> Your instructions: Set down all of the lines below exactly as they are given.

(Records contained in a dataset)
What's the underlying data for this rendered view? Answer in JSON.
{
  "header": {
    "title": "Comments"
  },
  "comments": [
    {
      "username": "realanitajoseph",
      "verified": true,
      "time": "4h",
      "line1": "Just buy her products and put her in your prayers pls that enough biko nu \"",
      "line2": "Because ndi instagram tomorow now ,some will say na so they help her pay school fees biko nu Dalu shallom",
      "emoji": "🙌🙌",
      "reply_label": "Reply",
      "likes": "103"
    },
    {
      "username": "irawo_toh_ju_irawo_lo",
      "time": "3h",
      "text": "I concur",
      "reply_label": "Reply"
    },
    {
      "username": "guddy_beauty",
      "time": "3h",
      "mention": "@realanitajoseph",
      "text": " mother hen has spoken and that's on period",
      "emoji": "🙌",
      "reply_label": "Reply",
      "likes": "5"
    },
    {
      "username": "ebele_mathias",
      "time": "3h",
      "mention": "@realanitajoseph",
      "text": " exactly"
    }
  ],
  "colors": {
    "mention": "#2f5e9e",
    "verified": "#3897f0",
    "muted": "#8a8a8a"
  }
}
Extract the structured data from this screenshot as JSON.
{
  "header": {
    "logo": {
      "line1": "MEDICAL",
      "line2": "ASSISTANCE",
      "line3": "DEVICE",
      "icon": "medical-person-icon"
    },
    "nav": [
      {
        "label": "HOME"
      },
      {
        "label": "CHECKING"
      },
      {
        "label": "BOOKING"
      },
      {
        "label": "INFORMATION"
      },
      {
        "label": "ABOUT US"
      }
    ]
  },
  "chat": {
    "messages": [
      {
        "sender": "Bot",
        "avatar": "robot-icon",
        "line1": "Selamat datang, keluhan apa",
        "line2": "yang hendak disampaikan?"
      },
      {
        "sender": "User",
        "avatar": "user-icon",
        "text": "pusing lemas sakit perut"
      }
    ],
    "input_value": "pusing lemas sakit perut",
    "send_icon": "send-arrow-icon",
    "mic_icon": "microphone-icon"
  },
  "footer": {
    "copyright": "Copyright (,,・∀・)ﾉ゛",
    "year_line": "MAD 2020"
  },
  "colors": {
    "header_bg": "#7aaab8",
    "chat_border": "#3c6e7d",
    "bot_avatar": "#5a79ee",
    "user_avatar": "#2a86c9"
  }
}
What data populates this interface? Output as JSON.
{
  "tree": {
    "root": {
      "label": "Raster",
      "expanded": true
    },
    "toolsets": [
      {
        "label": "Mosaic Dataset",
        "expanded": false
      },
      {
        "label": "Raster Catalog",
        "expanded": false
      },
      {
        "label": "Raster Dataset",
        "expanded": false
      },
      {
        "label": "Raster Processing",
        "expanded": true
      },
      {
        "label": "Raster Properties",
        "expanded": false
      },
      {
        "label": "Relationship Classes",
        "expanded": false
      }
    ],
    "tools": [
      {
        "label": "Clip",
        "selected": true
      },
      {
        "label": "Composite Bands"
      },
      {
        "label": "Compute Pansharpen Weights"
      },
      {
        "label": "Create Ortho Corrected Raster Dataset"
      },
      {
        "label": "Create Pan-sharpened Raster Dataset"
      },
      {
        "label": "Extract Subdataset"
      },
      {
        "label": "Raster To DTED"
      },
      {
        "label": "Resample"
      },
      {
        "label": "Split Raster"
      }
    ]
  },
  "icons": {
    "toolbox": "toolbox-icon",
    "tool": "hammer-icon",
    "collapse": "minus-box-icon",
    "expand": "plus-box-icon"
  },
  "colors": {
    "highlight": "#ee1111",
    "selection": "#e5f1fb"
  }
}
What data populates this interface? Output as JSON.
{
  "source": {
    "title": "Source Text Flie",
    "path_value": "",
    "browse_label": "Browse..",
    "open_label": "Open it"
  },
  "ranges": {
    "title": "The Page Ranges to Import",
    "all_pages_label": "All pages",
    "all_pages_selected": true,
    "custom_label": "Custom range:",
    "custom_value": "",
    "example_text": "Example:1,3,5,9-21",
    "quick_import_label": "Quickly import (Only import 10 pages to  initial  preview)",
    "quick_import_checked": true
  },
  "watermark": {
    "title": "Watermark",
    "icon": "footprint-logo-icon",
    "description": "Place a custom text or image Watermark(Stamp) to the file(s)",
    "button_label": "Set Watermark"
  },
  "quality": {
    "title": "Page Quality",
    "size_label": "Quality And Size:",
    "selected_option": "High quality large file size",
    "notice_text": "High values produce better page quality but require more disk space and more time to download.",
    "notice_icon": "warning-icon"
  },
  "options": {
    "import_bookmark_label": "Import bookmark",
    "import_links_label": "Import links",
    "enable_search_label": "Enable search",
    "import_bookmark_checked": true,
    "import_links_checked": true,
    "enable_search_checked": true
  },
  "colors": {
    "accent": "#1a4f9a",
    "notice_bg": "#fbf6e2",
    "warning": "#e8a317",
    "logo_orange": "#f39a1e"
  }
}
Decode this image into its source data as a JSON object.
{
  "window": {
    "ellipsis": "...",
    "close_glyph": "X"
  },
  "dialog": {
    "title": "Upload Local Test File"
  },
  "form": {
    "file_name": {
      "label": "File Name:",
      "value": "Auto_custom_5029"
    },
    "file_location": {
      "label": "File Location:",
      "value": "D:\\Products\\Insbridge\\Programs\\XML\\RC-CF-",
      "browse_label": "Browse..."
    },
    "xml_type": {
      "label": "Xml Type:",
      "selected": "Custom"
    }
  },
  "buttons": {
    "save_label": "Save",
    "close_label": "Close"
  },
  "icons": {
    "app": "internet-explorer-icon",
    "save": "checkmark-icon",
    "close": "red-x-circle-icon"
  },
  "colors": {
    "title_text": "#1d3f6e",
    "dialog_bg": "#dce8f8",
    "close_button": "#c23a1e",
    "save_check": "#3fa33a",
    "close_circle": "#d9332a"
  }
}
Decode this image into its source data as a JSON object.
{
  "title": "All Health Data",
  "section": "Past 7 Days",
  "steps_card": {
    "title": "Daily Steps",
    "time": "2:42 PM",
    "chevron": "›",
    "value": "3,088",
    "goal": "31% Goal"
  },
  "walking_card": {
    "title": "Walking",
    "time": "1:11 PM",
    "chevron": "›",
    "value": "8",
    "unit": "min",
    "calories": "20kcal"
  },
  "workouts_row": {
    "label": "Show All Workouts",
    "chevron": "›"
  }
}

> Exercise result:
What's the underlying data for this rendered view? Answer in JSON.
{
  "header": {
    "title": "Comments"
  },
  "comments": [
    {
      "username": "realanitajoseph",
      "verified": true,
      "time": "4h",
      "line1": "Just buy her products and put her in your prayers pls that enough biko nu \"",
      "line2": "Because ndi instagram tomorow now ,some will say na so they help her pay school fees biko nu Dalu shallom",
      "emoji": "🙌🙌",
      "reply_label": "Reply",
      "likes": "103"
    },
    {
      "username": "irawo_toh_ju_irawo_lo",
      "time": "3h",
      "text": "I concur",
      "reply_label": "Reply"
    },
    {
      "username": "guddy_beauty",
      "time": "3h",
      "mention": "@realanitajoseph",
      "text": " mother hen has spoken and that's on period",
      "emoji": "🙌",
      "reply_label": "Reply",
      "likes": "5"
    },
    {
      "username": "ebele_mathias",
      "time": "3h",
      "mention": "@realanitajoseph",
      "text": " exactly"
    }
  ],
  "colors": {
    "mention": "#2f5e9e",
    "verified": "#3897f0",
    "muted": "#8a8a8a"
  }
}
Extract the structured data from this screenshot as JSON.
{
  "header": {
    "logo": {
      "line1": "MEDICAL",
      "line2": "ASSISTANCE",
      "line3": "DEVICE",
      "icon": "medical-person-icon"
    },
    "nav": [
      {
        "label": "HOME"
      },
      {
        "label": "CHECKING"
      },
      {
        "label": "BOOKING"
      },
      {
        "label": "INFORMATION"
      },
      {
        "label": "ABOUT US"
      }
    ]
  },
  "chat": {
    "messages": [
      {
        "sender": "Bot",
        "avatar": "robot-icon",
        "line1": "Selamat datang, keluhan apa",
        "line2": "yang hendak disampaikan?"
      },
      {
        "sender": "User",
        "avatar": "user-icon",
        "text": "pusing lemas sakit perut"
      }
    ],
    "input_value": "pusing lemas sakit perut",
    "send_icon": "send-arrow-icon",
    "mic_icon": "microphone-icon"
  },
  "footer": {
    "copyright": "Copyright (,,・∀・)ﾉ゛",
    "year_line": "MAD 2020"
  },
  "colors": {
    "header_bg": "#7aaab8",
    "chat_border": "#3c6e7d",
    "bot_avatar": "#5a79ee",
    "user_avatar": "#2a86c9"
  }
}
What data populates this interface? Output as JSON.
{
  "tree": {
    "root": {
      "label": "Raster",
      "expanded": true
    },
    "toolsets": [
      {
        "label": "Mosaic Dataset",
        "expanded": false
      },
      {
        "label": "Raster Catalog",
        "expanded": false
      },
      {
        "label": "Raster Dataset",
        "expanded": false
      },
      {
        "label": "Raster Processing",
        "expanded": true
      },
      {
        "label": "Raster Properties",
        "expanded": false
      },
      {
        "label": "Relationship Classes",
        "expanded": false
      }
    ],
    "tools": [
      {
        "label": "Clip",
        "selected": true
      },
      {
        "label": "Composite Bands"
      },
      {
        "label": "Compute Pansharpen Weights"
      },
      {
        "label": "Create Ortho Corrected Raster Dataset"
      },
      {
        "label": "Create Pan-sharpened Raster Dataset"
      },
      {
        "label": "Extract Subdataset"
      },
      {
        "label": "Raster To DTED"
      },
      {
        "label": "Resample"
      },
      {
        "label": "Split Raster"
      }
    ]
  },
  "icons": {
    "toolbox": "toolbox-icon",
    "tool": "hammer-icon",
    "collapse": "minus-box-icon",
    "expand": "plus-box-icon"
  },
  "colors": {
    "highlight": "#ee1111",
    "selection": "#e5f1fb"
  }
}
What data populates this interface? Output as JSON.
{
  "source": {
    "title": "Source Text Flie",
    "path_value": "",
    "browse_label": "Browse..",
    "open_label": "Open it"
  },
  "ranges": {
    "title": "The Page Ranges to Import",
    "all_pages_label": "All pages",
    "all_pages_selected": true,
    "custom_label": "Custom range:",
    "custom_value": "",
    "example_text": "Example:1,3,5,9-21",
    "quick_import_label": "Quickly import (Only import 10 pages to  initial  preview)",
    "quick_import_checked": true
  },
  "watermark": {
    "title": "Watermark",
    "icon": "footprint-logo-icon",
    "description": "Place a custom text or image Watermark(Stamp) to the file(s)",
    "button_label": "Set Watermark"
  },
  "quality": {
    "title": "Page Quality",
    "size_label": "Quality And Size:",
    "selected_option": "High quality large file size",
    "notice_text": "High values produce better page quality but require more disk space and more time to download.",
    "notice_icon": "warning-icon"
  },
  "options": {
    "import_bookmark_label": "Import bookmark",
    "import_links_label": "Import links",
    "enable_search_label": "Enable search",
    "import_bookmark_checked": true,
    "import_links_checked": true,
    "enable_search_checked": true
  },
  "colors": {
    "accent": "#1a4f9a",
    "notice_bg": "#fbf6e2",
    "warning": "#e8a317",
    "logo_orange": "#f39a1e"
  }
}
Decode this image into its source data as a JSON object.
{
  "window": {
    "ellipsis": "...",
    "close_glyph": "X"
  },
  "dialog": {
    "title": "Upload Local Test File"
  },
  "form": {
    "file_name": {
      "label": "File Name:",
      "value": "Auto_custom_5029"
    },
    "file_location": {
      "label": "File Location:",
      "value": "D:\\Products\\Insbridge\\Programs\\XML\\RC-CF-",
      "browse_label": "Browse..."
    },
    "xml_type": {
      "label": "Xml Type:",
      "selected": "Custom"
    }
  },
  "buttons": {
    "save_label": "Save",
    "close_label": "Close"
  },
  "icons": {
    "app": "internet-explorer-icon",
    "save": "checkmark-icon",
    "close": "red-x-circle-icon"
  },
  "colors": {
    "title_text": "#1d3f6e",
    "dialog_bg": "#dce8f8",
    "close_button": "#c23a1e",
    "save_check": "#3fa33a",
    "close_circle": "#d9332a"
  }
}
Decode this image into its source data as a JSON object.
{
  "title": "All Health Data",
  "section": "Past 7 Days",
  "steps_card": {
    "title": "Daily Steps",
    "time": "2:42 PM",
    "chevron": "›",
    "value": "3,088",
    "goal": "31% Goal"
  },
  "walking_card": {
    "title": "Walking",
    "time": "1:11 PM",
    "chevron": "›",
    "value": "8",
    "unit": "min",
    "calories": "20kcal"
  },
  "workouts_row": {
    "label": "Show All Workouts",
    "chevron": "›"
  }
}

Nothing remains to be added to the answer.